Each October, volunteer boat captains and their crews coordinated by Audubon’s Florida’s Coastal Island Sanctuaries, Tampa Bay Watch, and Sarasota Bay Watch visit bird nesting islands and foraging habitats in west central Florida’s estuaries, lakes, and rivers to remove fishing line and other trash that pose an entanglement threat to birds and other wildlife.
A Saturday in October with a high tide is chosen because this is the only time of the year when almost no birds are nesting on the bird colony sites in this region of Florida. That means that volunteers can remove the deadly line, balloon ribbon, lures, and other fishing gear snagged in mangrove trees and saltmarsh habitats without endangering chicks or eggs in the nest or frightening fledgling birds. The higher tides allow boat captains to safely approach islands surrounded by shallow water, seagrass and mudflats, and oysterbeds.

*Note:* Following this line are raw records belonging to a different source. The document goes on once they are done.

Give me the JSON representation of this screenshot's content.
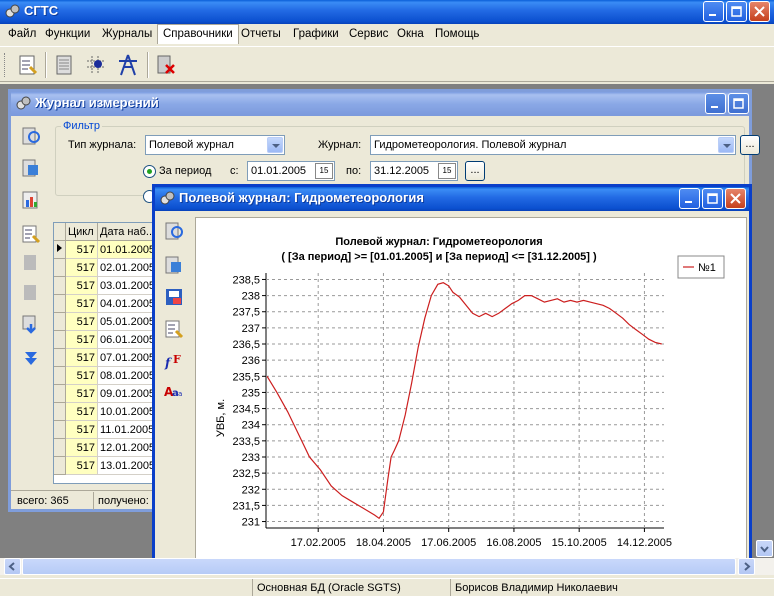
{
  "app": {
    "title": "СГТС"
  },
  "menu": {
    "items": [
      "Файл",
      "Функции",
      "Журналы",
      "Справочники",
      "Отчеты",
      "Графики",
      "Сервис",
      "Окна",
      "Помощь"
    ]
  },
  "journal_window": {
    "title": "Журнал измерений",
    "filter": {
      "group_label": "Фильтр",
      "type_label": "Тип журнала:",
      "type_value": "Полевой журнал",
      "journal_label": "Журнал:",
      "journal_value": "Гидрометеорология. Полевой журнал",
      "period_label": "За период",
      "from_label": "с:",
      "from_value": "01.01.2005",
      "to_label": "по:",
      "to_value": "31.12.2005",
      "dots": "..."
    },
    "grid": {
      "columns": [
        "Цикл",
        "Дата наб..."
      ],
      "rows": [
        {
          "cycle": "517",
          "date": "01.01.2005"
        },
        {
          "cycle": "517",
          "date": "02.01.2005"
        },
        {
          "cycle": "517",
          "date": "03.01.2005"
        },
        {
          "cycle": "517",
          "date": "04.01.2005"
        },
        {
          "cycle": "517",
          "date": "05.01.2005"
        },
        {
          "cycle": "517",
          "date": "06.01.2005"
        },
        {
          "cycle": "517",
          "date": "07.01.2005"
        },
        {
          "cycle": "517",
          "date": "08.01.2005"
        },
        {
          "cycle": "517",
          "date": "09.01.2005"
        },
        {
          "cycle": "517",
          "date": "10.01.2005"
        },
        {
          "cycle": "517",
          "date": "11.01.2005"
        },
        {
          "cycle": "517",
          "date": "12.01.2005"
        },
        {
          "cycle": "517",
          "date": "13.01.2005"
        }
      ]
    },
    "status": {
      "total": "всего: 365",
      "received": "получено:"
    }
  },
  "chart_window": {
    "title": "Полевой журнал: Гидрометеорология"
  },
  "chart_data": {
    "type": "line",
    "title": "Полевой журнал: Гидрометеорология",
    "subtitle": "( [За период] >= [01.01.2005] и [За период] <= [31.12.2005] )",
    "ylabel": "УВБ, м.",
    "xlabel": "",
    "ylim": [
      230.8,
      238.7
    ],
    "yticks": [
      "238,5",
      "238",
      "237,5",
      "237",
      "236,5",
      "236",
      "235,5",
      "235",
      "234,5",
      "234",
      "233,5",
      "233",
      "232,5",
      "232",
      "231,5",
      "231"
    ],
    "xticks": [
      "17.02.2005",
      "18.04.2005",
      "17.06.2005",
      "16.08.2005",
      "15.10.2005",
      "14.12.2005"
    ],
    "xtick_days": [
      48,
      108,
      168,
      228,
      288,
      348
    ],
    "x_days": [
      1,
      10,
      20,
      30,
      40,
      50,
      60,
      70,
      80,
      90,
      100,
      104,
      108,
      112,
      115,
      118,
      122,
      128,
      134,
      140,
      146,
      152,
      158,
      163,
      168,
      172,
      178,
      184,
      190,
      196,
      202,
      208,
      214,
      220,
      226,
      232,
      238,
      244,
      250,
      256,
      262,
      268,
      274,
      280,
      286,
      292,
      298,
      304,
      310,
      316,
      322,
      328,
      334,
      340,
      346,
      352,
      358,
      364
    ],
    "series": [
      {
        "name": "№1",
        "color": "#cc1f1f",
        "values": [
          235.5,
          235.0,
          234.4,
          233.7,
          233.0,
          232.6,
          232.1,
          231.8,
          231.6,
          231.4,
          231.2,
          231.1,
          231.3,
          232.3,
          233.0,
          233.2,
          233.5,
          234.3,
          235.3,
          236.4,
          237.3,
          238.0,
          238.35,
          238.4,
          238.3,
          238.1,
          237.95,
          237.7,
          237.45,
          237.35,
          237.45,
          237.35,
          237.45,
          237.6,
          237.75,
          237.85,
          238.0,
          238.0,
          237.9,
          237.8,
          237.85,
          237.9,
          237.8,
          237.85,
          237.8,
          237.85,
          237.8,
          237.75,
          237.7,
          237.6,
          237.45,
          237.3,
          237.1,
          236.95,
          236.8,
          236.65,
          236.55,
          236.5
        ]
      }
    ],
    "legend": "top-right",
    "grid": true
  },
  "statusbar": {
    "db": "Основная БД (Oracle SGTS)",
    "user": "Борисов Владимир Николаевич"
  }
}
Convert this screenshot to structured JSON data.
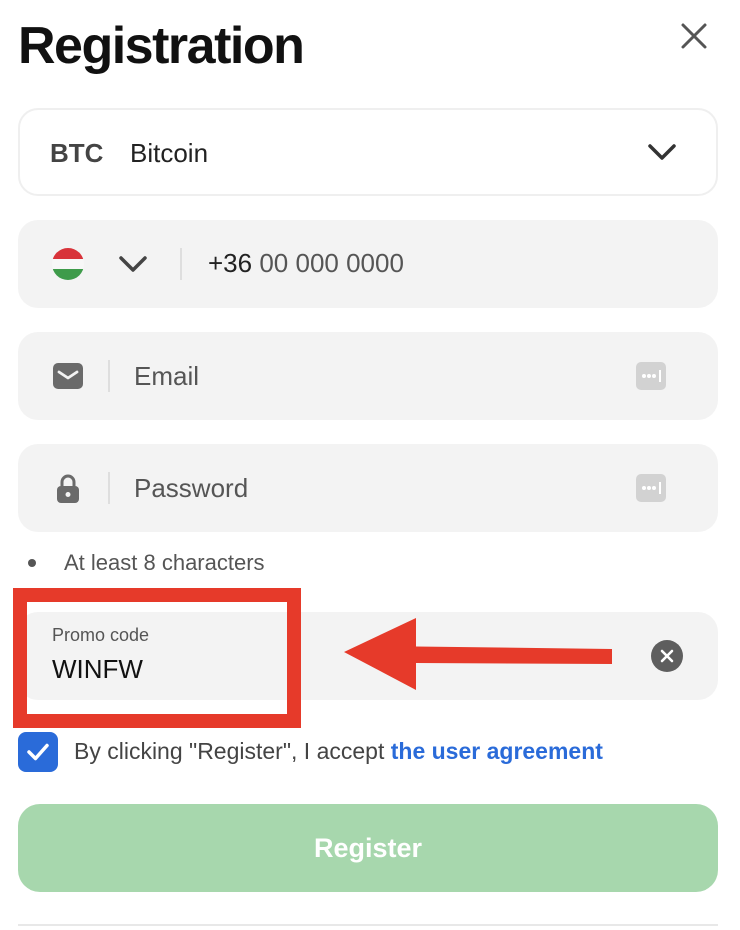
{
  "header": {
    "title": "Registration"
  },
  "currency": {
    "code": "BTC",
    "name": "Bitcoin"
  },
  "phone": {
    "country_code": "+36",
    "placeholder": "00 000 0000"
  },
  "email": {
    "placeholder": "Email"
  },
  "password": {
    "placeholder": "Password",
    "hint": "At least 8 characters"
  },
  "promo": {
    "label": "Promo code",
    "value": "WINFW"
  },
  "agreement": {
    "text": "By clicking \"Register\", I accept ",
    "link": "the user agreement",
    "checked": true
  },
  "register": {
    "label": "Register"
  },
  "colors": {
    "accent_blue": "#2a6bd9",
    "register_green": "#a7d7ad",
    "highlight_red": "#e63a2a"
  }
}
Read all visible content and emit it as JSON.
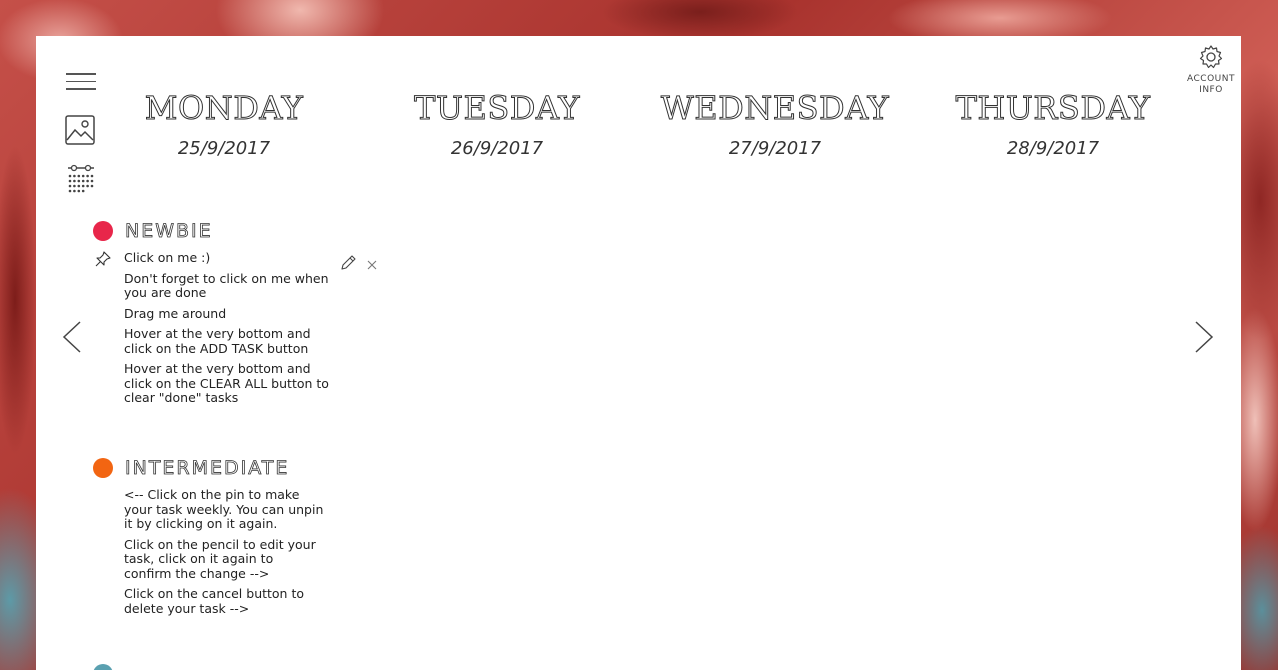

Fishing line is hard to spot, entangled in the mangroves or washed up on marsh and beach shorelines, but it is a clear hazard to wading birds. Nesting pelicans and wading birds sometimes even deliberately collect it, mistaking it for the softer grass materials that they use to line their nests. Once a leg or wing is entangled in the line, it becomes a remorseless killer. A single long line stretching across a bird island can persist for years, entangling many birds.
Audubon and Tampa Bay Watch began the fishing line cleanup in 1993 after a sobering survey at Passage Key National Wildlife Refuge at the mouth of Tampa Bay, where staff found over 50 dead birds snared in line. Sarasota Bay Watch, a newly formed group, has been a fishing line cleanup partner with Audubon for six years.
Florida Fish and Wildlife Conservation Commission biologists report that entanglement in fishing gear is the primary cause of mortality of Brown Pelicans, killing adults as well as young, inexperienced birds. Of course, other birds and wildlife as dolphins, manatees, sea turtles, and otters also fall prey to this insidious, invisible killer.
Pre-registration ensures that captains and their crews have permission for this once-a-year event from landowners and managers to otherwise restricted bird nesting sites. Audubon and the Bay Watch groups have coordinated this activity with park, refuge, and wildlife area managers and receive their full support and participation.
An important component of the fishing line cleanup has been the outreach to fishermen. Newspaper and other media coverage have helped spread awareness of the need for fishermen to properly dispose of line and other fishing gear.
For Tampa Bay:
BOATERS: Tampa Bay Watch, in partnership with Audubon Florida, is recruiting shallow-draft volunteer boaters to clean Tampa Bay’s colonial bird nesting islands and shorelines on Saturday, September 27. Contact Anne Dowling, 727.867.8166 or email@example.com or http://www.tampabaywatch.org
For Sarasota Bay:
Join the Sarasota Bay Watch Seventh Annual Monofilament Cleanup on Saturday October 4th at 8:30. We meet at the Sarasota Sailing Squadron, which generously hosts the event with lunch provided to volunteers. To register, contact http://sarasotabaywatch.org/.